= Task statement =
Omit the images and return the remaining entries unchanged.

==== Data provided ====

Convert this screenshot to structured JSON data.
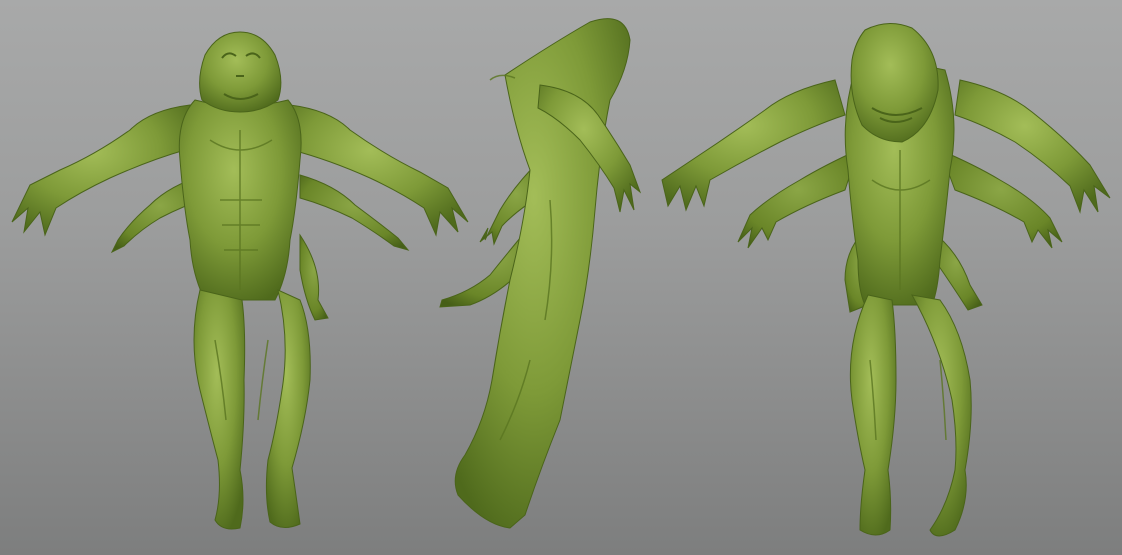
{
  "scene": {
    "kind": "3D sculpt turnaround render",
    "views": [
      "front",
      "side",
      "back"
    ],
    "colors": {
      "background_top": "#a8a9a9",
      "background_bottom": "#7d7e7e",
      "skin_base": "#7e9a38",
      "skin_light": "#a3bd58",
      "skin_shadow": "#4f6a1c"
    }
  }
}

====

= Output of the exercise =
Convert this screenshot to structured JSON data.
{
  "scene": {
    "kind": "3D sculpt turnaround render",
    "views": [
      "front",
      "side",
      "back"
    ],
    "colors": {
      "background_top": "#a8a9a9",
      "background_bottom": "#7d7e7e",
      "skin_base": "#7e9a38",
      "skin_light": "#a3bd58",
      "skin_shadow": "#4f6a1c"
    }
  }
}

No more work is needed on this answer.